Heitkamp was joined in opposition by every Democrat in the Senate, including Al Franken and Amy Klobuchar, both of Minnesota. Klobuchar echoed Heitkamp's frustration with the bill's drafting process on Twitter, calling for "bipartisan fixes" and criticizing the midnight voting process that led to its passage.
Republicans were far more bullish on the bill. Sen. John Hoeven, R-N.D., lauded the bill as an important set of tax cuts that "lowers rates across the board."
"This tax relief plan, coupled with regulatory relief, will unleash economic growth to grow wages and income, as well as government revenues," he said in a statement. "This tax relief bill is good for America and good for North Dakota."
Most of the criticism of the bill has centered on who will benefit most. Though package will make corporate tax cuts that are permanent, though will not do so for individuals, and eliminated a key provision of the Affordable Care Act that requires people to purchase health insurance. Rep. Collin Peterson, D-Minn., argued that some earners will see tax increases if they "face high medical expenses, pay high state and local taxes, or have families with many children."
"This bill was a missed opportunity to promote real economic growth, simplify our tax code and help the middle class," he said in a statement.
Peterson voted yesterday alongside Rep. Kevin Cramer, R-N.D., in a House vote that had to be redone after the discovery that some provisions in the bill violate Senate rules. The package passed on a re-vote today, and will head to President Donald Trump's desk for a signature.

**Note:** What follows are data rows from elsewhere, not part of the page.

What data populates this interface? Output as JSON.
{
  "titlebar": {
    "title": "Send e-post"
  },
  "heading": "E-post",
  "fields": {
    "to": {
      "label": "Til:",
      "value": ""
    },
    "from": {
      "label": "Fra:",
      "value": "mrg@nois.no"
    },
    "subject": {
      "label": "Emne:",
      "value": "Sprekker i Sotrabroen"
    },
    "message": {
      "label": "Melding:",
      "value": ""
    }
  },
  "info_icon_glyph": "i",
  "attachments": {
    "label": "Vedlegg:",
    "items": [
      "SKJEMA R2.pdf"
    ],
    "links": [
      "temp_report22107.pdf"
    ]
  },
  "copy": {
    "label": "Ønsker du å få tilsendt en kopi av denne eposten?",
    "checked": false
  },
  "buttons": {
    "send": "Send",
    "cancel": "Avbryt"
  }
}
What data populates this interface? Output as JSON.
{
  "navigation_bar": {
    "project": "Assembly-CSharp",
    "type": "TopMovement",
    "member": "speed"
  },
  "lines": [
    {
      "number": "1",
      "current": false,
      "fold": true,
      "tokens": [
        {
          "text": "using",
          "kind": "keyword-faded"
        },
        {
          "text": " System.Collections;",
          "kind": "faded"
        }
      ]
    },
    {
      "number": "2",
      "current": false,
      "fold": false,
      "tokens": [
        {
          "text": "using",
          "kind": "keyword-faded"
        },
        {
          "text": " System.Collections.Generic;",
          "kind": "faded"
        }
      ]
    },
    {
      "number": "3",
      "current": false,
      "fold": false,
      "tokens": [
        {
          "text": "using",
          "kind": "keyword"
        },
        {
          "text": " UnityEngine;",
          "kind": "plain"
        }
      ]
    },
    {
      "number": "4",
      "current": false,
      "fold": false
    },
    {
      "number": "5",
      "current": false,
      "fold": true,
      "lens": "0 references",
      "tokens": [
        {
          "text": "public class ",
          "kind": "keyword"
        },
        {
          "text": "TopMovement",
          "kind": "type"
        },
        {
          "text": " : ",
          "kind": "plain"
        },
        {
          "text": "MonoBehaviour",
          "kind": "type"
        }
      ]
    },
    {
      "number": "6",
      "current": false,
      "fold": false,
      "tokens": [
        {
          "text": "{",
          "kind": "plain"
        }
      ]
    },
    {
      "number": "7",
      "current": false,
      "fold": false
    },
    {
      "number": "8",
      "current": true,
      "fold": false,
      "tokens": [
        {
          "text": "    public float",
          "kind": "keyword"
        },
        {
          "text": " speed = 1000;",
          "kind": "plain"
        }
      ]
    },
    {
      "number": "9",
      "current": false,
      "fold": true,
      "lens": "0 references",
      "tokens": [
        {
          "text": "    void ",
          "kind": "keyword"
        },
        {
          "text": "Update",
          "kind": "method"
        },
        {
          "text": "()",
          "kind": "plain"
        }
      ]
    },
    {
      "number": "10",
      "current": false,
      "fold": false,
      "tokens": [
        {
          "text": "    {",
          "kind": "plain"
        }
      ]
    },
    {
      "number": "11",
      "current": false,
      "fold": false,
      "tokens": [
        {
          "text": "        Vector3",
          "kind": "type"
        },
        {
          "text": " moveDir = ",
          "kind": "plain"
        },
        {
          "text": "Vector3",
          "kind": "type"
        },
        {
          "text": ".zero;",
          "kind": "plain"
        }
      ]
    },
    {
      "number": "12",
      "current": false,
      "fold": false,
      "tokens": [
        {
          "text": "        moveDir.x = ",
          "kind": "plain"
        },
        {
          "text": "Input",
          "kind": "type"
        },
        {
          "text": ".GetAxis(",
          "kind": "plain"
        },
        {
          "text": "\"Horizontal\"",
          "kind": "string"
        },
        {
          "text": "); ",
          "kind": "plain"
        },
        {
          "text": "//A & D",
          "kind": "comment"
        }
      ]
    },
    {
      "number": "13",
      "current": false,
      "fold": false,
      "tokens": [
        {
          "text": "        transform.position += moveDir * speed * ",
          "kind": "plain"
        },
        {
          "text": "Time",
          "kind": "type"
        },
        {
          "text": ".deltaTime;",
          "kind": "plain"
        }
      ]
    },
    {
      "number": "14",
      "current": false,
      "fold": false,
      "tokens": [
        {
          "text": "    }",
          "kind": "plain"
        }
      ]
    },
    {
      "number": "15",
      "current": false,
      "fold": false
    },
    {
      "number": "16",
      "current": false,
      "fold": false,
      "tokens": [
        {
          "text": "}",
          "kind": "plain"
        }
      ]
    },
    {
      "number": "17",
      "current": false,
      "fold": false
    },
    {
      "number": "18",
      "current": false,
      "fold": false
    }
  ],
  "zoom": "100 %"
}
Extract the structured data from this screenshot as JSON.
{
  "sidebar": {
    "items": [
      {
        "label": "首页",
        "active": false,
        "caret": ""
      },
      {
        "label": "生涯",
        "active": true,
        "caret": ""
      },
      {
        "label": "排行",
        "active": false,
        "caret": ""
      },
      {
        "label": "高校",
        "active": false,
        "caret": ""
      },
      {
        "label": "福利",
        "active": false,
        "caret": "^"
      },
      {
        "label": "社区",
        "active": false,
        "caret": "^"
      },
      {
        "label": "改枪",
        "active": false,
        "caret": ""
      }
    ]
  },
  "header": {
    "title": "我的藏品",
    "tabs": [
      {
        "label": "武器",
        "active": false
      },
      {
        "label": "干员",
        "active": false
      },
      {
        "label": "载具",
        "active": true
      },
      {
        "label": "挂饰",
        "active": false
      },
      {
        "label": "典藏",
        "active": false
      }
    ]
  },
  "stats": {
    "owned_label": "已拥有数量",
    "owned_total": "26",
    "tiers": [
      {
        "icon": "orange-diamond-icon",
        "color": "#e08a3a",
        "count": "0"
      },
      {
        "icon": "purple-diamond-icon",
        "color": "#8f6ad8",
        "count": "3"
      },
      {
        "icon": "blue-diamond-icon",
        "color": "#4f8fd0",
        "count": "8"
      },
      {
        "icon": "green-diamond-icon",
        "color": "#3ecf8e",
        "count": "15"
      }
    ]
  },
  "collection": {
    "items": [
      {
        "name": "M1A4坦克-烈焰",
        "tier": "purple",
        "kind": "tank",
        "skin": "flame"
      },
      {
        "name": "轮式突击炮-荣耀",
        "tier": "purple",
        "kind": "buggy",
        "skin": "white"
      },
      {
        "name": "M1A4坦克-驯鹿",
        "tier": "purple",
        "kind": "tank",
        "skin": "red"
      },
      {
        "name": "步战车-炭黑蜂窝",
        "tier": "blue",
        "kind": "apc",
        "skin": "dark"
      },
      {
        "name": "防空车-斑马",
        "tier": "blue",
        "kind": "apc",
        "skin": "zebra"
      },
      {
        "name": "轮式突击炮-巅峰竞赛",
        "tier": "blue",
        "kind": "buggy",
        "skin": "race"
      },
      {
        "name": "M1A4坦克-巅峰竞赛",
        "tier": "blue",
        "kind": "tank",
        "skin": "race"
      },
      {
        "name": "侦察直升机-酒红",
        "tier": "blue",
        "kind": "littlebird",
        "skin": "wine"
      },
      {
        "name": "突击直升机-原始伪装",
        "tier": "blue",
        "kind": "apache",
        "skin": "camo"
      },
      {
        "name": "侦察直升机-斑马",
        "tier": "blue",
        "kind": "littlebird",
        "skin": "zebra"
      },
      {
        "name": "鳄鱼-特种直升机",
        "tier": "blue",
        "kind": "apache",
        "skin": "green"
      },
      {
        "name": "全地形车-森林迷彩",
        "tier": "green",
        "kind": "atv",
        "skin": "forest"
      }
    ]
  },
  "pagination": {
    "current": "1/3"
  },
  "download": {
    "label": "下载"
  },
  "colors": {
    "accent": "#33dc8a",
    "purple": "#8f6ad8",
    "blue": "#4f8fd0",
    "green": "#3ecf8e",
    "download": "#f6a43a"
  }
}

"Today's a truly historic moment for Congress, for our country, and for the conservative values of small government that so many of us stand on," Cramer said in a statement. "Putting money back into local economies where it belongs is the best Christmas gift Washington can give, and I was glad to support Congressional Republicans and President Trump in bringing tax cuts to the people of North Dakota."